- Our genome appears to be bilingual: cue the immigration satire plays on right-wing paranoia … maybe a bill sponsored by the usual suspects stating English is the one and only official language for American genomes?
- Taking a traditional media journalist to task over sloppy, pseudoscientific reporting: the glorious fisking of Katie Couric and her merry band of anti-vaxxers begins here.
- I’ll be in DC, on Monday and Tuesday, weather permitting. Name a watering hole on Tuesday evening and maybe I’ll get to see some of you fellow nerds and associated pod people there!
- Remember the essay I posted last week about some space/science programs being esspecially protected, which happened to benefit red states? Here is some context of what has happened to space science over the last decade. Below, an example of the sneaky language used in a specific bill: it looks like it’s preserving science from the GOP axe, when in fact it’s unilaterally singling out special “safe” programs and special covered aerospace-defense contractors that are exempt:
Prohibits the Administrator of the National Aeronautics and Space Administration (NASA) from reserving funds from amounts appropriated for a covered program, and instructs the Administrator to direct prime contractors not to reserve funds for potential termination liability costs respecting such a program. Declares void and unenforceable any provision in a prime contract entered into before enactment of this Act … Bars the Administrator from initiating termination of a prime contract on a covered program …
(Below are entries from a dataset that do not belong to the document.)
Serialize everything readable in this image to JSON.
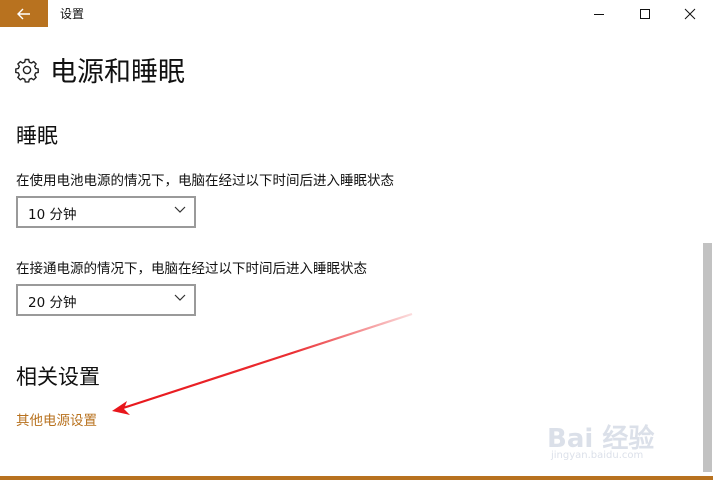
{
  "window": {
    "app_title": "设置",
    "accent_color": "#b8721f"
  },
  "page": {
    "title": "电源和睡眠",
    "icon": "gear-icon"
  },
  "sleep": {
    "section_title": "睡眠",
    "battery_label": "在使用电池电源的情况下，电脑在经过以下时间后进入睡眠状态",
    "battery_value": "10 分钟",
    "plugged_label": "在接通电源的情况下，电脑在经过以下时间后进入睡眠状态",
    "plugged_value": "20 分钟"
  },
  "related": {
    "section_title": "相关设置",
    "link_text": "其他电源设置"
  },
  "watermark": {
    "brand": "Bai 经验",
    "url": "jingyan.baidu.com"
  }
}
, This week in science: Fireballs and winged Suidae, , , ,
Powered by WPeMatico